- [Dataset content]:

-- Opening Marker --

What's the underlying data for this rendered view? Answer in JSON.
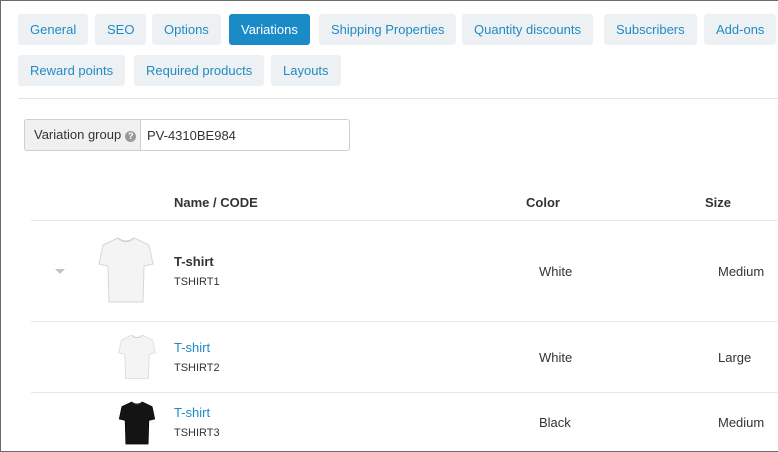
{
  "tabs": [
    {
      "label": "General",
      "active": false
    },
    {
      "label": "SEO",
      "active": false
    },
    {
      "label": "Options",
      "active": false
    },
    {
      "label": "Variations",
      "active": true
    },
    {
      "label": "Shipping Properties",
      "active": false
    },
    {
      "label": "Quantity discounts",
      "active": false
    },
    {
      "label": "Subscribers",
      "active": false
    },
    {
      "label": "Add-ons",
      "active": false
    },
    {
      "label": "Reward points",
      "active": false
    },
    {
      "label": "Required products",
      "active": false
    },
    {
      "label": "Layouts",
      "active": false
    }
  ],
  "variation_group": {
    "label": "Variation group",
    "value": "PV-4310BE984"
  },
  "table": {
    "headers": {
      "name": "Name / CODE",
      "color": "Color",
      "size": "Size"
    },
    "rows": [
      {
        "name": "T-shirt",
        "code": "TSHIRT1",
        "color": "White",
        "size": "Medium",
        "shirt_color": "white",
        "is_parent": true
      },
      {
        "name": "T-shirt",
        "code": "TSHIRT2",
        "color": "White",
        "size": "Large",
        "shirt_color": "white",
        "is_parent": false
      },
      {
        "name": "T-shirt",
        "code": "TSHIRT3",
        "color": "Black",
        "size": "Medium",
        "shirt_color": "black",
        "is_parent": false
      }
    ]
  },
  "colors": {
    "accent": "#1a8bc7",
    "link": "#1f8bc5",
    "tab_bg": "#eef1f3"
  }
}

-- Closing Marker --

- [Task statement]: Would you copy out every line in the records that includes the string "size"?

- [Written response]:
      "size": "Size"
        "size": "Medium",
        "size": "Large",
        "size": "Medium",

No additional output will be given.